## ACTION ITEM
The answer must be an exact reproduction of all the entries.

[[ DATASET CONTENT open ]]

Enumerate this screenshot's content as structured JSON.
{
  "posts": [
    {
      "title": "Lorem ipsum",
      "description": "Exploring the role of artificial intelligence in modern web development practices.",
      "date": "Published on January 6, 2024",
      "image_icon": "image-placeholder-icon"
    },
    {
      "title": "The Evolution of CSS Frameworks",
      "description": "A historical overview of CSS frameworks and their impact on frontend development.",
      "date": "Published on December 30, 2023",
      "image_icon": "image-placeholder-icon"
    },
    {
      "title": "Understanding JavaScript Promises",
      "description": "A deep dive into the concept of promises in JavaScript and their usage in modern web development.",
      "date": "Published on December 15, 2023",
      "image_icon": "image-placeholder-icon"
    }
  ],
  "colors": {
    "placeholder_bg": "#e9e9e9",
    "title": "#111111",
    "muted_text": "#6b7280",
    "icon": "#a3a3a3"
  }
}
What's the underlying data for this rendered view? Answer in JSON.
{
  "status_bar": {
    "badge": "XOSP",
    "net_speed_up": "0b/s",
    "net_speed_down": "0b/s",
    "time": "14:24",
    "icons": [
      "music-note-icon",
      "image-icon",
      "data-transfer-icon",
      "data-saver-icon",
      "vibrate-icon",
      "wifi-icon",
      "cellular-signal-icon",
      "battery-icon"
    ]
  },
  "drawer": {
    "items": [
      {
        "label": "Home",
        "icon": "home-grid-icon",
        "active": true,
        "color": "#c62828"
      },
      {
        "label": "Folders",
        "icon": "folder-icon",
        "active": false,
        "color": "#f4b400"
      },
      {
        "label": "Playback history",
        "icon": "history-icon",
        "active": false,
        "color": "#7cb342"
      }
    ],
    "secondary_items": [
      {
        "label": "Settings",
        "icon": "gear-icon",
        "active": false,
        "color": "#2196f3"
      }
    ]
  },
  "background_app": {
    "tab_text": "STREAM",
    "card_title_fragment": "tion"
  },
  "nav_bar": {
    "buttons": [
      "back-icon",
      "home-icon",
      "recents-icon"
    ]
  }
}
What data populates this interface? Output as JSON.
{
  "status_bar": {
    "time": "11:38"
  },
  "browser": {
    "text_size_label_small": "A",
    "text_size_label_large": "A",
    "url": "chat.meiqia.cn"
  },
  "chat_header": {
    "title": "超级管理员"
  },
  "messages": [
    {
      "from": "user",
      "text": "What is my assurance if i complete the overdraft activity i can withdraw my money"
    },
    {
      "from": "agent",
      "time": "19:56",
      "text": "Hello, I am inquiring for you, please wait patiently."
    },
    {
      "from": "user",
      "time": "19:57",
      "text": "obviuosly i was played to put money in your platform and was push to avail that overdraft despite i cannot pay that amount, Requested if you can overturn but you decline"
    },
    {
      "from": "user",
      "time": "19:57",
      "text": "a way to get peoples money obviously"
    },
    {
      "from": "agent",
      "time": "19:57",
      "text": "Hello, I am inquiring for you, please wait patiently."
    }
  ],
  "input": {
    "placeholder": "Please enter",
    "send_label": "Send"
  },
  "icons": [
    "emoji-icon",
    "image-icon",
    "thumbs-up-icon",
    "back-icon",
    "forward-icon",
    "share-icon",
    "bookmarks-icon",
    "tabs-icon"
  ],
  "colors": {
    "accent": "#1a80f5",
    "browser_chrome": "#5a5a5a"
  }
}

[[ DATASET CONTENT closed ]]

## TASK RESULT
Enumerate this screenshot's content as structured JSON.
{
  "posts": [
    {
      "title": "Lorem ipsum",
      "description": "Exploring the role of artificial intelligence in modern web development practices.",
      "date": "Published on January 6, 2024",
      "image_icon": "image-placeholder-icon"
    },
    {
      "title": "The Evolution of CSS Frameworks",
      "description": "A historical overview of CSS frameworks and their impact on frontend development.",
      "date": "Published on December 30, 2023",
      "image_icon": "image-placeholder-icon"
    },
    {
      "title": "Understanding JavaScript Promises",
      "description": "A deep dive into the concept of promises in JavaScript and their usage in modern web development.",
      "date": "Published on December 15, 2023",
      "image_icon": "image-placeholder-icon"
    }
  ],
  "colors": {
    "placeholder_bg": "#e9e9e9",
    "title": "#111111",
    "muted_text": "#6b7280",
    "icon": "#a3a3a3"
  }
}
What's the underlying data for this rendered view? Answer in JSON.
{
  "status_bar": {
    "badge": "XOSP",
    "net_speed_up": "0b/s",
    "net_speed_down": "0b/s",
    "time": "14:24",
    "icons": [
      "music-note-icon",
      "image-icon",
      "data-transfer-icon",
      "data-saver-icon",
      "vibrate-icon",
      "wifi-icon",
      "cellular-signal-icon",
      "battery-icon"
    ]
  },
  "drawer": {
    "items": [
      {
        "label": "Home",
        "icon": "home-grid-icon",
        "active": true,
        "color": "#c62828"
      },
      {
        "label": "Folders",
        "icon": "folder-icon",
        "active": false,
        "color": "#f4b400"
      },
      {
        "label": "Playback history",
        "icon": "history-icon",
        "active": false,
        "color": "#7cb342"
      }
    ],
    "secondary_items": [
      {
        "label": "Settings",
        "icon": "gear-icon",
        "active": false,
        "color": "#2196f3"
      }
    ]
  },
  "background_app": {
    "tab_text": "STREAM",
    "card_title_fragment": "tion"
  },
  "nav_bar": {
    "buttons": [
      "back-icon",
      "home-icon",
      "recents-icon"
    ]
  }
}
What data populates this interface? Output as JSON.
{
  "status_bar": {
    "time": "11:38"
  },
  "browser": {
    "text_size_label_small": "A",
    "text_size_label_large": "A",
    "url": "chat.meiqia.cn"
  },
  "chat_header": {
    "title": "超级管理员"
  },
  "messages": [
    {
      "from": "user",
      "text": "What is my assurance if i complete the overdraft activity i can withdraw my money"
    },
    {
      "from": "agent",
      "time": "19:56",
      "text": "Hello, I am inquiring for you, please wait patiently."
    },
    {
      "from": "user",
      "time": "19:57",
      "text": "obviuosly i was played to put money in your platform and was push to avail that overdraft despite i cannot pay that amount, Requested if you can overturn but you decline"
    },
    {
      "from": "user",
      "time": "19:57",
      "text": "a way to get peoples money obviously"
    },
    {
      "from": "agent",
      "time": "19:57",
      "text": "Hello, I am inquiring for you, please wait patiently."
    }
  ],
  "input": {
    "placeholder": "Please enter",
    "send_label": "Send"
  },
  "icons": [
    "emoji-icon",
    "image-icon",
    "thumbs-up-icon",
    "back-icon",
    "forward-icon",
    "share-icon",
    "bookmarks-icon",
    "tabs-icon"
  ],
  "colors": {
    "accent": "#1a80f5",
    "browser_chrome": "#5a5a5a"
  }
}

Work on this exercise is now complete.